=== BRIEF ===
Your answer is one number, how many lines in the entries include "search".

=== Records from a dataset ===
────

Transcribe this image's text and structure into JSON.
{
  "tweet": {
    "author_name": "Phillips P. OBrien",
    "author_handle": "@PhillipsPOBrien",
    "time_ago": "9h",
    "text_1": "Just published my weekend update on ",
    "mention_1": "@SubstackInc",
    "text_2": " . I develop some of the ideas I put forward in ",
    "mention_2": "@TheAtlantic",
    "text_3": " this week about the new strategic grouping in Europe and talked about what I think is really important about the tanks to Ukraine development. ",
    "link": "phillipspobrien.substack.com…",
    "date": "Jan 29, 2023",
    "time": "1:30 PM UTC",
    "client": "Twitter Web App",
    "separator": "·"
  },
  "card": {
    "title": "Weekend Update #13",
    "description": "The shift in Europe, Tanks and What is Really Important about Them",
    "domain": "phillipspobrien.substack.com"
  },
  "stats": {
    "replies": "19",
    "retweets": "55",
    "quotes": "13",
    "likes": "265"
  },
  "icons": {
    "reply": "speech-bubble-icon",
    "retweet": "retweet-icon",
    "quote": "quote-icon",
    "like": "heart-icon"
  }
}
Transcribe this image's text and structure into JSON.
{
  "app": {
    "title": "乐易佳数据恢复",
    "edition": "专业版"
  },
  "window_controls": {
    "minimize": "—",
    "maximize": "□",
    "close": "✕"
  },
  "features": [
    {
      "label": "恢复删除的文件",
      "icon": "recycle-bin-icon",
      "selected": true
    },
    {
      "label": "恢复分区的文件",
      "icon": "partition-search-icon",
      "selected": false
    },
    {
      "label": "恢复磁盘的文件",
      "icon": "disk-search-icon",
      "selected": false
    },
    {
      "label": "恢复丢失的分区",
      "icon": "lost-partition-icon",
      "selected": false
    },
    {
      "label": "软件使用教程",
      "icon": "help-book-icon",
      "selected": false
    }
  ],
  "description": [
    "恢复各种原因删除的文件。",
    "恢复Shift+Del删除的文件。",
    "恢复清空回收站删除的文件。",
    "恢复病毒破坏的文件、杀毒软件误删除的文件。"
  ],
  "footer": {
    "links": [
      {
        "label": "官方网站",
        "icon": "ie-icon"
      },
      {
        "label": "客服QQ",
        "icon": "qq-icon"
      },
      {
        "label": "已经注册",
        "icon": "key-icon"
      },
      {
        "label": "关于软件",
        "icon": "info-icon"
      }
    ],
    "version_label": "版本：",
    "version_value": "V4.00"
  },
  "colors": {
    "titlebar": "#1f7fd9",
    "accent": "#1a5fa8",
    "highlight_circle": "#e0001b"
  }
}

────

=== WRITTEN RESPONSE ===
2